When we first opened, I always had a case of a dozen bottles of nitroglycerine in stock. We were outdating 12 bottles year after year, so I looked into buying in eaches instead of cases. I now keep two bottles on the shelf and reorder only if we need to. In the long run, you save money, because if it's $2 a bottle or $10 for a case of six, you're still further ahead in paying more for the lower quantity, especially if it's going to outdate anyway.
An equipment example: Our accreditor requires portable suction. We have just one battery-operated unit that's tested daily and centrally located in our four-OR, two-procedure room center; that's been enough through three accreditations. A huge facility might need more, but consider your situation before buying one unit for every OR.
One more thing: Consider education. "How close are you to the acute-care facility you have a transfer agreement with and what would EMT response time be?" asks Mr. Alcenius. "Many successful organizations drill staff on medication competency, because if no one knows how to use the drugs, it can cause more harm than good."
A preassembled and inexpensive povidone iodine spray
A brighter cordless headlight?
You might be able to prep patients quickly and more easily with Aplicare's Povidone Iodine Spray now that it is available preassembled, the manufacturer says. The 2-ounce bottles of 10 percent povidone iodine provide a controlled spray mist - a no-touch application alternative for the final step of the scrub-paint prep - says the company. In addition, the mist coats evenly, which can enhance drying speed and evenness, and sticks well to access areas, reducing pooling and potential skin irritation. The product is single-use. Because Aplicare sells the spray through distributors, it does not dictate selling prices, but a price range of $4 to $5 should be expected, says a company representative.

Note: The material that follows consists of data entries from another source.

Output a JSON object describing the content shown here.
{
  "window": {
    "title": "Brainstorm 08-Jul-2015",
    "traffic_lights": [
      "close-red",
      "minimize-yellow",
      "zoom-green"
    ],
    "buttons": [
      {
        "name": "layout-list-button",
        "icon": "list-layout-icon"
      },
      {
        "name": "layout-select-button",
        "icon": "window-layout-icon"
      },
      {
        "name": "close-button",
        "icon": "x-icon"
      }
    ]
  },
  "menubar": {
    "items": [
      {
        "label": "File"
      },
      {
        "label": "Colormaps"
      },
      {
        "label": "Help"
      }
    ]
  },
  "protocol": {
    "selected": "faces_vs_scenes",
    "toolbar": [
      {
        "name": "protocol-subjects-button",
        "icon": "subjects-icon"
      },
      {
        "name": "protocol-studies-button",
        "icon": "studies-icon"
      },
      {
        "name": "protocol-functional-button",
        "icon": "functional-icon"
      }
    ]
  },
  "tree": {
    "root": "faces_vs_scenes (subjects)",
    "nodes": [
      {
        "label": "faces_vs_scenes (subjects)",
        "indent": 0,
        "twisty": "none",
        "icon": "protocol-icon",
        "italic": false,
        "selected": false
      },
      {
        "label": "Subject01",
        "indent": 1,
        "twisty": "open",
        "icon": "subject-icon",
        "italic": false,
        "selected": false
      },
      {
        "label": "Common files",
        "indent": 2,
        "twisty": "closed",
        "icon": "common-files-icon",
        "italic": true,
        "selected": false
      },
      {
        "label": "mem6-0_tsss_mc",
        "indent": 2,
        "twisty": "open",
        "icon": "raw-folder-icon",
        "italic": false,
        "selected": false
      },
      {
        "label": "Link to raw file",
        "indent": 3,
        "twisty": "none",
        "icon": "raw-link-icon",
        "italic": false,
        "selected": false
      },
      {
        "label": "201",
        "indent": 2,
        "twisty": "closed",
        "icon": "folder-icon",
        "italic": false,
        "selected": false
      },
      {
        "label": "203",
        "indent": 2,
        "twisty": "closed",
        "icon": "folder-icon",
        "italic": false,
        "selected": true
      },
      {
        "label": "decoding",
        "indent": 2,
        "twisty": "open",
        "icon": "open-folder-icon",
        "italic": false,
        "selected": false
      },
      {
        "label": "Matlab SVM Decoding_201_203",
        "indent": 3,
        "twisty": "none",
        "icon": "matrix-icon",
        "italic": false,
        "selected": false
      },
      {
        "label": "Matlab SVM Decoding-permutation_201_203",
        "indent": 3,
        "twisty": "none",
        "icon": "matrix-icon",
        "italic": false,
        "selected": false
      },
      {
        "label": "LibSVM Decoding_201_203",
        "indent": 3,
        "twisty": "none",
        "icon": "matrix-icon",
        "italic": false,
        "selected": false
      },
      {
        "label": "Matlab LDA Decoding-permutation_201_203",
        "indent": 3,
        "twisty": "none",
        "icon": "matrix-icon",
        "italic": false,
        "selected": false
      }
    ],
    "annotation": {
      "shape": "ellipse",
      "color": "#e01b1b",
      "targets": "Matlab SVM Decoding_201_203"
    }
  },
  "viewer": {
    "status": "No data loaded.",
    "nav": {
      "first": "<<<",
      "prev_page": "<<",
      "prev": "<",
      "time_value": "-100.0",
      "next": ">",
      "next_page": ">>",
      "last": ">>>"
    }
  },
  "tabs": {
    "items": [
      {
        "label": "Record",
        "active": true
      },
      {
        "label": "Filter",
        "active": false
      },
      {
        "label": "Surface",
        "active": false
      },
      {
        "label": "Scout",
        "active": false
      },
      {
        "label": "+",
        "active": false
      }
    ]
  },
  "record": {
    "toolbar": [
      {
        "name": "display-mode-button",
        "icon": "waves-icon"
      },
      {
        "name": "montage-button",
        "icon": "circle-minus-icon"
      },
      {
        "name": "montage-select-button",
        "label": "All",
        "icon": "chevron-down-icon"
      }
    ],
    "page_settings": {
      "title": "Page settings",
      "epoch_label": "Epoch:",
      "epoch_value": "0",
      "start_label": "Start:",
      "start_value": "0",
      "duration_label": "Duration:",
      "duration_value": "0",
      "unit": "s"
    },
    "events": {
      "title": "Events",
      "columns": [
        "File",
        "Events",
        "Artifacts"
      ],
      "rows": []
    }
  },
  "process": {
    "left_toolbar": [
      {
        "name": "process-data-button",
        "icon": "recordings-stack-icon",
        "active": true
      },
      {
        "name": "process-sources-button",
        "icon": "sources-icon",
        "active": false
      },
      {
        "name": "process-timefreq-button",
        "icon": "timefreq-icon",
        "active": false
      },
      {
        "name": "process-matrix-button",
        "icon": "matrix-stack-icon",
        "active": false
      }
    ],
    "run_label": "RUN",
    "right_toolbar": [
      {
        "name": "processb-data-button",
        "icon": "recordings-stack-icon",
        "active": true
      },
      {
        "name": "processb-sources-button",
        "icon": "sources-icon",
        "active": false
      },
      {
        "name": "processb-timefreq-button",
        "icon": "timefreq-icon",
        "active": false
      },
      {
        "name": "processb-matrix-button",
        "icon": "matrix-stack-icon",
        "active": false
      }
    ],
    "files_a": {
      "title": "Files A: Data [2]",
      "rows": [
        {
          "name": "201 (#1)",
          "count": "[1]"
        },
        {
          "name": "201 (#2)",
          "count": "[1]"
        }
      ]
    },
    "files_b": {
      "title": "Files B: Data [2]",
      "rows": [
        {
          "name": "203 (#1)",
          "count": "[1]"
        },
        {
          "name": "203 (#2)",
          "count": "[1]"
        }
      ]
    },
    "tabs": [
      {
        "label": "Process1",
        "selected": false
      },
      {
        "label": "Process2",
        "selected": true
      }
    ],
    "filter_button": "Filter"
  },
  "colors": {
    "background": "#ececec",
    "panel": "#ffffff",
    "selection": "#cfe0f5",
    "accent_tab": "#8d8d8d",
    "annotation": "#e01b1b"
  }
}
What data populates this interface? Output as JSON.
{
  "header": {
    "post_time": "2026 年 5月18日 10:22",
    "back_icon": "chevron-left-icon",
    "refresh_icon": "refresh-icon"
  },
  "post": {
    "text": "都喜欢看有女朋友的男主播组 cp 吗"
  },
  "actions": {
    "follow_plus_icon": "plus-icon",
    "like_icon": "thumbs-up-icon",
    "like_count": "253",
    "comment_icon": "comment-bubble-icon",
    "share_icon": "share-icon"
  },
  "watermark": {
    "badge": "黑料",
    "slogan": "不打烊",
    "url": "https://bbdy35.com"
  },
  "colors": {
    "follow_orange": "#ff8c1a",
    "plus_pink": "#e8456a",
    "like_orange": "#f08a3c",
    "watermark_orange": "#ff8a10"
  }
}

Headlight cords can be a pain, but so is getting a headlight with the desired brightness. The Halo Cordless Surgical Headlight might solve both problems. It is illuminated by LED technology, rather than xenon or halogen bulbs, so the light won't die in the middle of a procedure; it lasts for about 10,000 hours, its manufacturer, Enova Medical, says. The rechargeable batteries and headband are lightweight. The company also says LEDs have better light output than xenon - for truer color rendition - and emit cool temperatures, keeping tissue from drying out. With no fiber-optic cables to break and no bulbs to burn out, the Halo is virtually maintenance free, Enova says. List price is $4,995 to $6,495. Accessories are available.